“We are excited to launch this innovative partnership that will leverage private resources to address chronic, individual homelessness in the Commonwealth,” said Department of Housing and Community Development Undersecretary Aaron Gornstein. “This contract will advance our housing-first strategy and inform our approach to other housing issues in the future.”
The Massachusetts Housing and Shelter Alliance (MHSA) has been selected to negotiate with the Commonwealth as Social Innovation Financing Intermediaries for the Homelessness contract. MHSA is developing innovative solutions to the state’s homelessness crisis with multiple human service providers statewide. MHSA will partner with the Corporation for Supportive Housing (CSH), Third Sector Capital Partners and the United Way of Massachusetts Bay and Merrimack Valley. Provider partners will be announced in the coming weeks.
“MHSA has long advocated for the replication of outcome-based strategies to end homelessness,” said Joe Finn, Executive Director of MHSA. “All of us are excited for the opportunity to bring permanent supportive housing solutions to scale for some of the poorest and most disabled persons in the Commonwealth.”
For over 20 years, Corporation for Supportive Housing (CSH) has led the national supportive housing movement.
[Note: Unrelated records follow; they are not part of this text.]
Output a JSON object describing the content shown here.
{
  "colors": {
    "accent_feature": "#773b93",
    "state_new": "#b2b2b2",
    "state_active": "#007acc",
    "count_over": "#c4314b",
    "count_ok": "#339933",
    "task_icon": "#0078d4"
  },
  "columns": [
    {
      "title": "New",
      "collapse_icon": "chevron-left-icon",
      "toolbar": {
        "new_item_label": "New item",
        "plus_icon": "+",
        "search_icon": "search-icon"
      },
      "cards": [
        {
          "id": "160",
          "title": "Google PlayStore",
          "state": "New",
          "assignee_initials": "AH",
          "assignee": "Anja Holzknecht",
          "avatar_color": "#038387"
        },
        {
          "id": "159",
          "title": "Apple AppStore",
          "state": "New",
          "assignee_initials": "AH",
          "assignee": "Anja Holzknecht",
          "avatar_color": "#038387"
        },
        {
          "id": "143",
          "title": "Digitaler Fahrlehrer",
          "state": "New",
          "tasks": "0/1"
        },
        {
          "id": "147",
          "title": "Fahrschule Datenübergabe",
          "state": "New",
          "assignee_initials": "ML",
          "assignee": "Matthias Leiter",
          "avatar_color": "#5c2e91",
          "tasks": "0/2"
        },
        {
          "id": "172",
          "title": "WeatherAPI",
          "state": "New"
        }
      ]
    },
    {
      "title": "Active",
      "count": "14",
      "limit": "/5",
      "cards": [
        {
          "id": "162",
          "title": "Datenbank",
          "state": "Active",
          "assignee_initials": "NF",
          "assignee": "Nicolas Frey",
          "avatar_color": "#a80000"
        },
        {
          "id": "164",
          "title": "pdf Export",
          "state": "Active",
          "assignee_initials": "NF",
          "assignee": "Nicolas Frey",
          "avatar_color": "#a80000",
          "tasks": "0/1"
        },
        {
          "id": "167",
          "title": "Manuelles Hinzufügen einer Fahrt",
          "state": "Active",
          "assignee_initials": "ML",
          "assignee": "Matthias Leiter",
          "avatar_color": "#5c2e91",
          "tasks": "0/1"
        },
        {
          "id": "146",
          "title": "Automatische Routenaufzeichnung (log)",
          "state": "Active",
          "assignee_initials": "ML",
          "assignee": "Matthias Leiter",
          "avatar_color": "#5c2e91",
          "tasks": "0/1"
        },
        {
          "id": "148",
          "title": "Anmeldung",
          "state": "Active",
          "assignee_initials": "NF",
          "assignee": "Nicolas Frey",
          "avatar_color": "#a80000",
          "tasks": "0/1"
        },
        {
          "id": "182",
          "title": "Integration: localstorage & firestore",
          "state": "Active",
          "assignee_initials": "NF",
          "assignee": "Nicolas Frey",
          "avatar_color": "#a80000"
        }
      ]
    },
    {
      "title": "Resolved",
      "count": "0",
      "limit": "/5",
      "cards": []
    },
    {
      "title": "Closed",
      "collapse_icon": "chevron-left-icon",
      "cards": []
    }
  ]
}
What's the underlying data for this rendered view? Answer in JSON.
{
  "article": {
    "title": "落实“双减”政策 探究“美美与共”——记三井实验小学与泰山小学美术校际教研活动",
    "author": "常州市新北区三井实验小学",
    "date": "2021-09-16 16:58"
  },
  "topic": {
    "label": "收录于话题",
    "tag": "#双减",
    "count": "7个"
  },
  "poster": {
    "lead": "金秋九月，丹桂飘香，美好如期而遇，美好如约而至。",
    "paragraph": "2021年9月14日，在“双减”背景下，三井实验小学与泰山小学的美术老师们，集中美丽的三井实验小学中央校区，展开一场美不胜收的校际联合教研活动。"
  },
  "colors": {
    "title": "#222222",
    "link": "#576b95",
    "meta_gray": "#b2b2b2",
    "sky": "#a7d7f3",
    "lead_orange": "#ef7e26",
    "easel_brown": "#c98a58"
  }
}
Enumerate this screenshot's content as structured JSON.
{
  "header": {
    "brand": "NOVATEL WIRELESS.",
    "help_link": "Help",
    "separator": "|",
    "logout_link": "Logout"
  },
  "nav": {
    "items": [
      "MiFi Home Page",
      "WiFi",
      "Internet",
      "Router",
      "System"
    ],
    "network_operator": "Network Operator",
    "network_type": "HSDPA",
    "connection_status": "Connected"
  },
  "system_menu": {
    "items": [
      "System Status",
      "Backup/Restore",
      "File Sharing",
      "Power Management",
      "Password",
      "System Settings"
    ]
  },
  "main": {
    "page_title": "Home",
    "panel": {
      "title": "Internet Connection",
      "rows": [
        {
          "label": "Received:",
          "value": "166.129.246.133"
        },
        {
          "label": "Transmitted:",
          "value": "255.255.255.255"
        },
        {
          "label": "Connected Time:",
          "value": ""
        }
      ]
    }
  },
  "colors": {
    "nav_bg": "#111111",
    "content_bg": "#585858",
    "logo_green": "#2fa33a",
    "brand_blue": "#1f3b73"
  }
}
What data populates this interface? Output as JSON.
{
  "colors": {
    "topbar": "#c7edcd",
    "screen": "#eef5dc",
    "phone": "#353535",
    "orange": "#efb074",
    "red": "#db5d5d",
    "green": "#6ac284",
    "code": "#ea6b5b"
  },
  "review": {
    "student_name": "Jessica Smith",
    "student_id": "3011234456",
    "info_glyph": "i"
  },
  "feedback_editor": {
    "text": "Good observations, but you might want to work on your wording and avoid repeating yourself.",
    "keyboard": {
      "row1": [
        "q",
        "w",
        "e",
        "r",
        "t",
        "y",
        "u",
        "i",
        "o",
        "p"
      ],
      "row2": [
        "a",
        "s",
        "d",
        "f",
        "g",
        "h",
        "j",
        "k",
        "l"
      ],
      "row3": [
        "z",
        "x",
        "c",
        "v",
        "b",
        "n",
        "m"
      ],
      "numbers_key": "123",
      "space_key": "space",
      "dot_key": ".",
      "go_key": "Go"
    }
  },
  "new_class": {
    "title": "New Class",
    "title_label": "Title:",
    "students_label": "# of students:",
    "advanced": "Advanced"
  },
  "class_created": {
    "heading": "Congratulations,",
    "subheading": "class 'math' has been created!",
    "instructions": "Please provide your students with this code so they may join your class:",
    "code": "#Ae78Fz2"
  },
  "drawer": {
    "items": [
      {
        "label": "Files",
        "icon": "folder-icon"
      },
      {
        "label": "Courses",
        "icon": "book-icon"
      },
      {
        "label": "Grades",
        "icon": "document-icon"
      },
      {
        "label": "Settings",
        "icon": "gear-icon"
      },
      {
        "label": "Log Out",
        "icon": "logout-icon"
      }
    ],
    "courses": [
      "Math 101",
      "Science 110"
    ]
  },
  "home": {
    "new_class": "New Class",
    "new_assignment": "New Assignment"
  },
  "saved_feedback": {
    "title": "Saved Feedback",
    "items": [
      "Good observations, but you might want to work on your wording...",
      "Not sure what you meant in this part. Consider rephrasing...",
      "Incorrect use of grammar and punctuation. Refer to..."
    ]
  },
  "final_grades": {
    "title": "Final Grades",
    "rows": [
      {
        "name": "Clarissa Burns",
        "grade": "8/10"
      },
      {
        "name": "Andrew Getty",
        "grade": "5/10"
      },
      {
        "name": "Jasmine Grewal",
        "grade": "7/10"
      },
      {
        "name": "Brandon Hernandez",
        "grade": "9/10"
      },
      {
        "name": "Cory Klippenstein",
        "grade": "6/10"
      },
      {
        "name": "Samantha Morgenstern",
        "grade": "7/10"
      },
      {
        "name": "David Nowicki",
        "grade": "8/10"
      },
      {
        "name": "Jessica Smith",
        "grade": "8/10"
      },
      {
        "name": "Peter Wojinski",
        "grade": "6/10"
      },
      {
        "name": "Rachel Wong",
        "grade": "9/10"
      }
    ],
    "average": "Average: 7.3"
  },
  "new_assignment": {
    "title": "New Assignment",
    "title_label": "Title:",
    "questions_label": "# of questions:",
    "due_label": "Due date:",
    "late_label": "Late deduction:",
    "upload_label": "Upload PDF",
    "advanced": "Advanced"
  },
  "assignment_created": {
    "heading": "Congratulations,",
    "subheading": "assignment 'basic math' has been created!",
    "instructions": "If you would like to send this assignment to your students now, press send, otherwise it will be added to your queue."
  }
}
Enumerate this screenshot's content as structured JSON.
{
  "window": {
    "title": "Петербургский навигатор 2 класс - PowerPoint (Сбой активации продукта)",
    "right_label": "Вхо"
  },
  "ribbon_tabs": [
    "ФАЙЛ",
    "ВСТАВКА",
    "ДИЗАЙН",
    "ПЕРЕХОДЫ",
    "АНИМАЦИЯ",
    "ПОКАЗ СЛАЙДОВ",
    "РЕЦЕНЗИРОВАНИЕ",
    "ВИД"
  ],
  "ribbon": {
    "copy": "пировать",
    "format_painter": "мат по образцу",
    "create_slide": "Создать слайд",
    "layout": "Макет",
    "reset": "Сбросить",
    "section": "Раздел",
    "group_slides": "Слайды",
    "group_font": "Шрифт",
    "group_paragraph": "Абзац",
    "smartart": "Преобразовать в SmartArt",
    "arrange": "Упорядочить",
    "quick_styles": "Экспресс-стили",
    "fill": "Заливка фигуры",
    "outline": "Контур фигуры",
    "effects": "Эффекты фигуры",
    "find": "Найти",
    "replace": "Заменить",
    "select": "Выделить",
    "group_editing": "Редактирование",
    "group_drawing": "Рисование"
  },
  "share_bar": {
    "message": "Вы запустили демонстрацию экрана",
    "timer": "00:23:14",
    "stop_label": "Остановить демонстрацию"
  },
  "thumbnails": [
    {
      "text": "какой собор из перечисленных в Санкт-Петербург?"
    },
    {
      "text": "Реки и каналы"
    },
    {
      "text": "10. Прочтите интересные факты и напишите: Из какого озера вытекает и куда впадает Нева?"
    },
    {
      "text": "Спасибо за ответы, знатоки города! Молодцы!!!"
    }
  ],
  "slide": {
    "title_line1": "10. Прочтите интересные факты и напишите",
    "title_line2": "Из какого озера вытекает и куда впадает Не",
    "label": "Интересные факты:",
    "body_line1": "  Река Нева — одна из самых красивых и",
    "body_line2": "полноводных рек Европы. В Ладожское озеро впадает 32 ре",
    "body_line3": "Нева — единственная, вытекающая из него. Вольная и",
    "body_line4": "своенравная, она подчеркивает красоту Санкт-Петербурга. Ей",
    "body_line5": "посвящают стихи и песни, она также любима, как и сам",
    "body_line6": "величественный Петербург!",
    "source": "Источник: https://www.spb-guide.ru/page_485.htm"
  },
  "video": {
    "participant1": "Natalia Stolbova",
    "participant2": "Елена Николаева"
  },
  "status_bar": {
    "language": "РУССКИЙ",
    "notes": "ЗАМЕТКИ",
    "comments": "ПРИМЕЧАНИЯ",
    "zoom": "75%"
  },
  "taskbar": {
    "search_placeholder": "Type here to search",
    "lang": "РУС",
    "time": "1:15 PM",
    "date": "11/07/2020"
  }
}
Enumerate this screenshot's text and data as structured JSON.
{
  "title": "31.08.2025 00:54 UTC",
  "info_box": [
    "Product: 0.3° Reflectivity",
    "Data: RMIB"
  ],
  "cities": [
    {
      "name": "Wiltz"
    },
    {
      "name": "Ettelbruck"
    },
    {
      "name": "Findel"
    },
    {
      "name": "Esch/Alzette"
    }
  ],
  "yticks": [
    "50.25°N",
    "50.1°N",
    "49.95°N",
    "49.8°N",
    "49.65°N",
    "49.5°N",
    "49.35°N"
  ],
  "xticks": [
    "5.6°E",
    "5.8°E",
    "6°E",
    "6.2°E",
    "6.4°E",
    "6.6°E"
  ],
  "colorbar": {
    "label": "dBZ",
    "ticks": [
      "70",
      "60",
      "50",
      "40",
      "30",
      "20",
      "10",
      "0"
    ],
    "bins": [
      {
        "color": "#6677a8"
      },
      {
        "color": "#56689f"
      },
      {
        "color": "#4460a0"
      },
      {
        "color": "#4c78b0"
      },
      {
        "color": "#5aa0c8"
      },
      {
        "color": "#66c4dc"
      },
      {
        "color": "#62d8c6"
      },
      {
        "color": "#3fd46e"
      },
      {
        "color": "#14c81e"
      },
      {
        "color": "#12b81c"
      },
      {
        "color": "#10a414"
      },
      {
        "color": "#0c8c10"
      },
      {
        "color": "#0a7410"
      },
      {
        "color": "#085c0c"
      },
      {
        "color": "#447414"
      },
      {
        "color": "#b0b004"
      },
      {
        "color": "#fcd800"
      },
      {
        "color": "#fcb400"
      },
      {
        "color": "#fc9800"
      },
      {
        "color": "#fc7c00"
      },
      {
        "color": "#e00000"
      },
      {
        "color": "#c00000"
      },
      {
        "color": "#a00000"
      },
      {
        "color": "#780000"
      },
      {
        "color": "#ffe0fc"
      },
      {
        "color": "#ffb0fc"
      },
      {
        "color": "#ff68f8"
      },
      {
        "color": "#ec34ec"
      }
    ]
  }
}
It helps communities throughout the country transform how they address homelessness and improve the lives of very vulnerable people. CSH develops innovative program models, provides research-backed tools and training, offers development expertise and capital, and collaborates on public policy and systems reform.
“It’s imperative that states work to pull people with the most complex issues out of the revolving door of homelessness and costly crisis health services,” said Deborah DeSantis, President and CEO. “Research shows supportive housing’s promise in dramatically improving health outcomes for tenants. This tremendous partnership and the Commonwealth’s leadership offer an exciting and innovative way to bring this solution to the most vulnerable people in Massachusetts and a new model for the nation.”
Massachusetts is the first state in the nation to issue a competitive, transparent procurement to obtain services using social innovation financing. While final details of these contracts are still under negotiation, funding for the Commonwealth’s program would be paid from budgetary resources, but only if the programs deliver better social outcomes and savings to the state budget.
President Obama’s FY 2012 budget included a proposal to invest $100 million in “pay for success” projects in seven pilot areas including job training, education, juvenile justice and care of children with disabilities. As the first state to carry out this sort of procurement, the Commonwealth expects to be well-positioned to compete for any federal funding that may be available in the future.
Performance-based investments will help encourage innovation and tackle challenging social issues. New and innovative programs have potential for success, but often have trouble securing government funding because it can be hard to rigorously prove their effectiveness. Social innovation financing allows the government to partner with innovative service providers and, if necessary, private foundations or other investors willing to cover the upfront costs and assume performance risk to expand promising programs, while assuring that taxpayers will not pay for the programs unless they demonstrate success in achieving the desired outcomes.
The Commonwealth has received analytic help for this initiative from the Harvard Kennedy School's Social Impact Bond Technical Assistance Lab, which was established with seed funding from the Rockefeller Foundation.
“This new approach to financing social programs has the potential to accelerate progress in addressing social ills, and is also designed to provide that the Commonwealth will pay only if the project succeeds,” said Harvard Professor Jeffrey Liebman, who heads the Technical Assistance Lab.
Nixon Peabody is providing pro-bono legal counsel to the Commonwealth for this initiative.